=== Goal of the exercise ===
Return the entries that follow exactly, with no images.

Provided records section start

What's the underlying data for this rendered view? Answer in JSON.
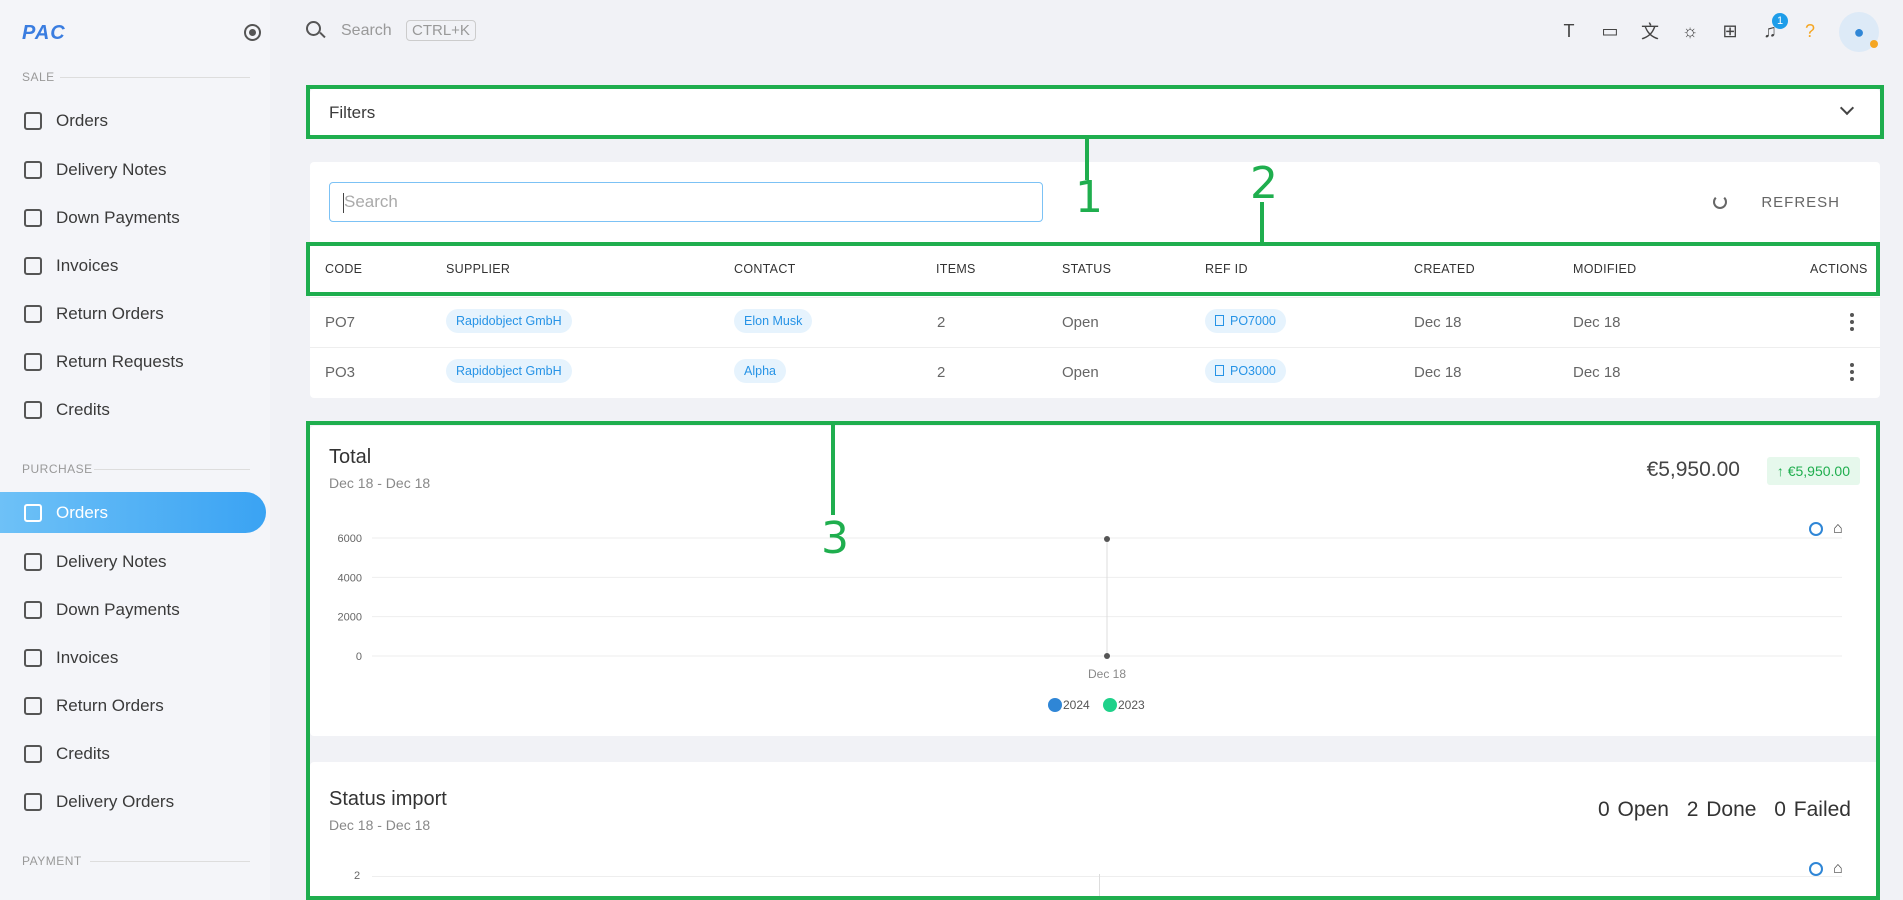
{
  "brand": {
    "logo": "PAC"
  },
  "sidebar": {
    "sections": [
      {
        "title": "SALE",
        "items": [
          "Orders",
          "Delivery Notes",
          "Down Payments",
          "Invoices",
          "Return Orders",
          "Return Requests",
          "Credits"
        ]
      },
      {
        "title": "PURCHASE",
        "items": [
          "Orders",
          "Delivery Notes",
          "Down Payments",
          "Invoices",
          "Return Orders",
          "Credits",
          "Delivery Orders"
        ]
      },
      {
        "title": "PAYMENT",
        "items": []
      }
    ],
    "active": "PURCHASE.Orders"
  },
  "topbar": {
    "search_placeholder": "Search",
    "shortcut": "CTRL+K",
    "notification_count": "1",
    "icons": [
      "text-height-icon",
      "fullscreen-icon",
      "translate-icon",
      "brightness-icon",
      "sitemap-icon",
      "bell-icon",
      "help-icon",
      "user-icon"
    ]
  },
  "filters": {
    "label": "Filters"
  },
  "list": {
    "search_placeholder": "Search",
    "refresh_label": "REFRESH",
    "columns": [
      "CODE",
      "SUPPLIER",
      "CONTACT",
      "ITEMS",
      "STATUS",
      "REF ID",
      "CREATED",
      "MODIFIED",
      "ACTIONS"
    ],
    "rows": [
      {
        "code": "PO7",
        "supplier": "Rapidobject GmbH",
        "contact": "Elon Musk",
        "items": "2",
        "status": "Open",
        "ref_id": "PO7000",
        "created": "Dec 18",
        "modified": "Dec 18"
      },
      {
        "code": "PO3",
        "supplier": "Rapidobject GmbH",
        "contact": "Alpha",
        "items": "2",
        "status": "Open",
        "ref_id": "PO3000",
        "created": "Dec 18",
        "modified": "Dec 18"
      }
    ]
  },
  "total": {
    "title": "Total",
    "range": "Dec 18 - Dec 18",
    "amount": "€5,950.00",
    "delta": "€5,950.00"
  },
  "chart_data": {
    "type": "line",
    "x": [
      "Dec 18"
    ],
    "yticks": [
      "6000",
      "4000",
      "2000",
      "0"
    ],
    "ylim": [
      0,
      6000
    ],
    "series": [
      {
        "name": "2024",
        "values": [
          5950
        ],
        "color": "#2f86d6"
      },
      {
        "name": "2023",
        "values": [
          0
        ],
        "color": "#1fd18a"
      }
    ],
    "legend": "bottom-center"
  },
  "status_import": {
    "title": "Status import",
    "range": "Dec 18 - Dec 18",
    "open": "0 Open",
    "done": "2 Done",
    "failed": "0 Failed",
    "ytick": "2"
  },
  "annotations": {
    "one": "1",
    "two": "2",
    "three": "3"
  },
  "colors": {
    "accent": "#3aa3f3",
    "annotation": "#1fae4e"
  }
}
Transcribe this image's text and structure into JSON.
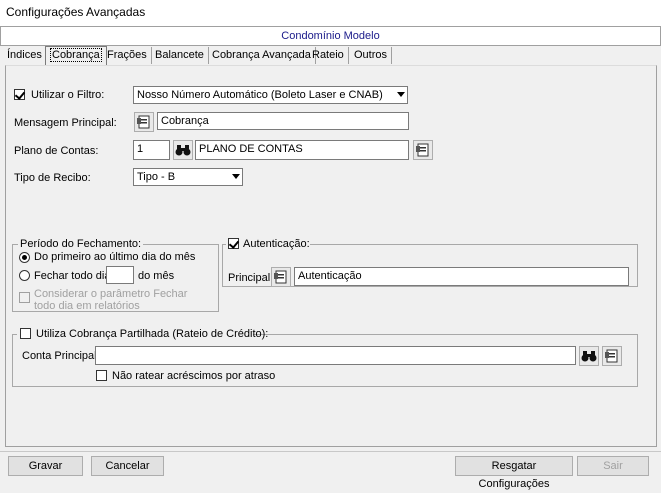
{
  "window": {
    "title": "Configurações Avançadas"
  },
  "banner": "Condomínio Modelo",
  "tabs": [
    "Índices",
    "Cobrança",
    "Frações",
    "Balancete",
    "Cobrança Avançada",
    "Rateio",
    "Outros"
  ],
  "form": {
    "filter_checked": true,
    "filter_label": "Utilizar o Filtro:",
    "filter_value": "Nosso Número Automático (Boleto Laser e CNAB)",
    "main_message_label": "Mensagem Principal:",
    "main_message_value": "Cobrança",
    "chart_accounts_label": "Plano de Contas:",
    "chart_accounts_code": "1",
    "chart_accounts_name": "PLANO DE CONTAS",
    "receipt_type_label": "Tipo de Recibo:",
    "receipt_type_value": "Tipo - B"
  },
  "period_group": {
    "title": "Período do Fechamento:",
    "option_first_to_last": "Do primeiro ao último dia do mês",
    "option_close_every_day_a": "Fechar todo dia",
    "option_close_every_day_b": "do mês",
    "option_close_day_value": "",
    "consider_param": "Considerar o parâmetro Fechar todo dia em relatórios",
    "selected": "first_to_last"
  },
  "auth_group": {
    "title": "Autenticação:",
    "checked": true,
    "principal_label": "Principal:",
    "principal_value": "Autenticação"
  },
  "shared_billing": {
    "title": "Utiliza Cobrança Partilhada (Rateio de Crédito):",
    "checked": false,
    "main_account_label": "Conta Principal:",
    "main_account_value": "",
    "no_apportion_label": "Não ratear acréscimos por atraso"
  },
  "buttons": {
    "save": "Gravar",
    "cancel": "Cancelar",
    "restore": "Resgatar Configurações",
    "exit": "Sair"
  },
  "colors": {
    "banner_text": "#1a1a8a",
    "disabled_text": "#a0a0a0"
  }
}
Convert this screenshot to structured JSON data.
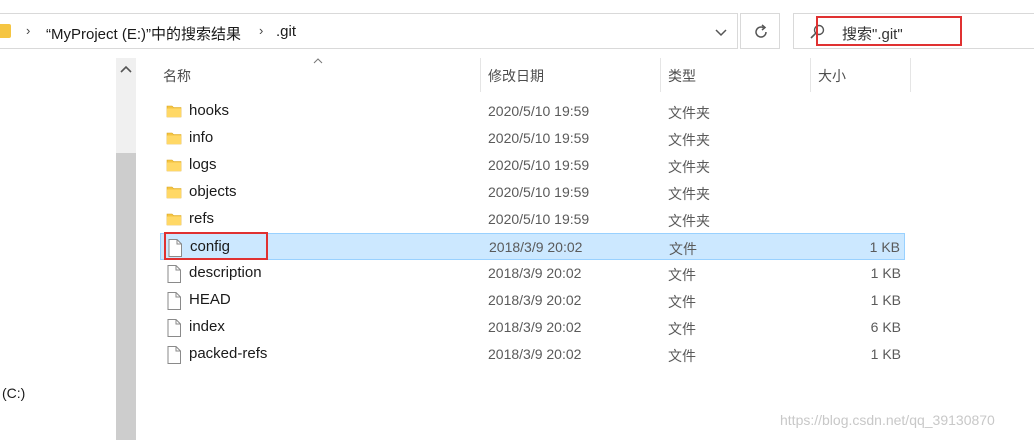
{
  "address_bar": {
    "crumbs": [
      "“MyProject (E:)”中的搜索结果",
      ".git"
    ]
  },
  "search": {
    "text": "搜索\".git\""
  },
  "nav_pane": {
    "drive_label": "(C:)"
  },
  "columns": {
    "name": "名称",
    "modified": "修改日期",
    "type": "类型",
    "size": "大小"
  },
  "files": [
    {
      "name": "hooks",
      "date": "2020/5/10 19:59",
      "type": "文件夹",
      "size": "",
      "kind": "folder",
      "selected": false
    },
    {
      "name": "info",
      "date": "2020/5/10 19:59",
      "type": "文件夹",
      "size": "",
      "kind": "folder",
      "selected": false
    },
    {
      "name": "logs",
      "date": "2020/5/10 19:59",
      "type": "文件夹",
      "size": "",
      "kind": "folder",
      "selected": false
    },
    {
      "name": "objects",
      "date": "2020/5/10 19:59",
      "type": "文件夹",
      "size": "",
      "kind": "folder",
      "selected": false
    },
    {
      "name": "refs",
      "date": "2020/5/10 19:59",
      "type": "文件夹",
      "size": "",
      "kind": "folder",
      "selected": false
    },
    {
      "name": "config",
      "date": "2018/3/9 20:02",
      "type": "文件",
      "size": "1 KB",
      "kind": "file",
      "selected": true
    },
    {
      "name": "description",
      "date": "2018/3/9 20:02",
      "type": "文件",
      "size": "1 KB",
      "kind": "file",
      "selected": false
    },
    {
      "name": "HEAD",
      "date": "2018/3/9 20:02",
      "type": "文件",
      "size": "1 KB",
      "kind": "file",
      "selected": false
    },
    {
      "name": "index",
      "date": "2018/3/9 20:02",
      "type": "文件",
      "size": "6 KB",
      "kind": "file",
      "selected": false
    },
    {
      "name": "packed-refs",
      "date": "2018/3/9 20:02",
      "type": "文件",
      "size": "1 KB",
      "kind": "file",
      "selected": false
    }
  ],
  "watermark": "https://blog.csdn.net/qq_39130870",
  "colors": {
    "selection_bg": "#cce8ff",
    "selection_border": "#99d1ff",
    "annotation_red": "#e03131",
    "folder_yellow": "#f5c542"
  }
}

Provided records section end

=== Result of this exercise ===
What's the underlying data for this rendered view? Answer in JSON.
{
  "brand": {
    "logo": "PAC"
  },
  "sidebar": {
    "sections": [
      {
        "title": "SALE",
        "items": [
          "Orders",
          "Delivery Notes",
          "Down Payments",
          "Invoices",
          "Return Orders",
          "Return Requests",
          "Credits"
        ]
      },
      {
        "title": "PURCHASE",
        "items": [
          "Orders",
          "Delivery Notes",
          "Down Payments",
          "Invoices",
          "Return Orders",
          "Credits",
          "Delivery Orders"
        ]
      },
      {
        "title": "PAYMENT",
        "items": []
      }
    ],
    "active": "PURCHASE.Orders"
  },
  "topbar": {
    "search_placeholder": "Search",
    "shortcut": "CTRL+K",
    "notification_count": "1",
    "icons": [
      "text-height-icon",
      "fullscreen-icon",
      "translate-icon",
      "brightness-icon",
      "sitemap-icon",
      "bell-icon",
      "help-icon",
      "user-icon"
    ]
  },
  "filters": {
    "label": "Filters"
  },
  "list": {
    "search_placeholder": "Search",
    "refresh_label": "REFRESH",
    "columns": [
      "CODE",
      "SUPPLIER",
      "CONTACT",
      "ITEMS",
      "STATUS",
      "REF ID",
      "CREATED",
      "MODIFIED",
      "ACTIONS"
    ],
    "rows": [
      {
        "code": "PO7",
        "supplier": "Rapidobject GmbH",
        "contact": "Elon Musk",
        "items": "2",
        "status": "Open",
        "ref_id": "PO7000",
        "created": "Dec 18",
        "modified": "Dec 18"
      },
      {
        "code": "PO3",
        "supplier": "Rapidobject GmbH",
        "contact": "Alpha",
        "items": "2",
        "status": "Open",
        "ref_id": "PO3000",
        "created": "Dec 18",
        "modified": "Dec 18"
      }
    ]
  },
  "total": {
    "title": "Total",
    "range": "Dec 18 - Dec 18",
    "amount": "€5,950.00",
    "delta": "€5,950.00"
  },
  "chart_data": {
    "type": "line",
    "x": [
      "Dec 18"
    ],
    "yticks": [
      "6000",
      "4000",
      "2000",
      "0"
    ],
    "ylim": [
      0,
      6000
    ],
    "series": [
      {
        "name": "2024",
        "values": [
          5950
        ],
        "color": "#2f86d6"
      },
      {
        "name": "2023",
        "values": [
          0
        ],
        "color": "#1fd18a"
      }
    ],
    "legend": "bottom-center"
  },
  "status_import": {
    "title": "Status import",
    "range": "Dec 18 - Dec 18",
    "open": "0 Open",
    "done": "2 Done",
    "failed": "0 Failed",
    "ytick": "2"
  },
  "annotations": {
    "one": "1",
    "two": "2",
    "three": "3"
  },
  "colors": {
    "accent": "#3aa3f3",
    "annotation": "#1fae4e"
  }
}
Transcribe this image's text and structure into JSON.
{
  "window": {
    "title": "Configurações Avançadas"
  },
  "banner": "Condomínio Modelo",
  "tabs": [
    "Índices",
    "Cobrança",
    "Frações",
    "Balancete",
    "Cobrança Avançada",
    "Rateio",
    "Outros"
  ],
  "form": {
    "filter_checked": true,
    "filter_label": "Utilizar o Filtro:",
    "filter_value": "Nosso Número Automático (Boleto Laser e CNAB)",
    "main_message_label": "Mensagem Principal:",
    "main_message_value": "Cobrança",
    "chart_accounts_label": "Plano de Contas:",
    "chart_accounts_code": "1",
    "chart_accounts_name": "PLANO DE CONTAS",
    "receipt_type_label": "Tipo de Recibo:",
    "receipt_type_value": "Tipo - B"
  },
  "period_group": {
    "title": "Período do Fechamento:",
    "option_first_to_last": "Do primeiro ao último dia do mês",
    "option_close_every_day_a": "Fechar todo dia",
    "option_close_every_day_b": "do mês",
    "option_close_day_value": "",
    "consider_param": "Considerar o parâmetro Fechar todo dia em relatórios",
    "selected": "first_to_last"
  },
  "auth_group": {
    "title": "Autenticação:",
    "checked": true,
    "principal_label": "Principal:",
    "principal_value": "Autenticação"
  },
  "shared_billing": {
    "title": "Utiliza Cobrança Partilhada (Rateio de Crédito):",
    "checked": false,
    "main_account_label": "Conta Principal:",
    "main_account_value": "",
    "no_apportion_label": "Não ratear acréscimos por atraso"
  },
  "buttons": {
    "save": "Gravar",
    "cancel": "Cancelar",
    "restore": "Resgatar Configurações",
    "exit": "Sair"
  },
  "colors": {
    "banner_text": "#1a1a8a",
    "disabled_text": "#a0a0a0"
  }
}
Convert this screenshot to structured JSON data.
{
  "address_bar": {
    "crumbs": [
      "“MyProject (E:)”中的搜索结果",
      ".git"
    ]
  },
  "search": {
    "text": "搜索\".git\""
  },
  "nav_pane": {
    "drive_label": "(C:)"
  },
  "columns": {
    "name": "名称",
    "modified": "修改日期",
    "type": "类型",
    "size": "大小"
  },
  "files": [
    {
      "name": "hooks",
      "date": "2020/5/10 19:59",
      "type": "文件夹",
      "size": "",
      "kind": "folder",
      "selected": false
    },
    {
      "name": "info",
      "date": "2020/5/10 19:59",
      "type": "文件夹",
      "size": "",
      "kind": "folder",
      "selected": false
    },
    {
      "name": "logs",
      "date": "2020/5/10 19:59",
      "type": "文件夹",
      "size": "",
      "kind": "folder",
      "selected": false
    },
    {
      "name": "objects",
      "date": "2020/5/10 19:59",
      "type": "文件夹",
      "size": "",
      "kind": "folder",
      "selected": false
    },
    {
      "name": "refs",
      "date": "2020/5/10 19:59",
      "type": "文件夹",
      "size": "",
      "kind": "folder",
      "selected": false
    },
    {
      "name": "config",
      "date": "2018/3/9 20:02",
      "type": "文件",
      "size": "1 KB",
      "kind": "file",
      "selected": true
    },
    {
      "name": "description",
      "date": "2018/3/9 20:02",
      "type": "文件",
      "size": "1 KB",
      "kind": "file",
      "selected": false
    },
    {
      "name": "HEAD",
      "date": "2018/3/9 20:02",
      "type": "文件",
      "size": "1 KB",
      "kind": "file",
      "selected": false
    },
    {
      "name": "index",
      "date": "2018/3/9 20:02",
      "type": "文件",
      "size": "6 KB",
      "kind": "file",
      "selected": false
    },
    {
      "name": "packed-refs",
      "date": "2018/3/9 20:02",
      "type": "文件",
      "size": "1 KB",
      "kind": "file",
      "selected": false
    }
  ],
  "watermark": "https://blog.csdn.net/qq_39130870",
  "colors": {
    "selection_bg": "#cce8ff",
    "selection_border": "#99d1ff",
    "annotation_red": "#e03131",
    "folder_yellow": "#f5c542"
  }
}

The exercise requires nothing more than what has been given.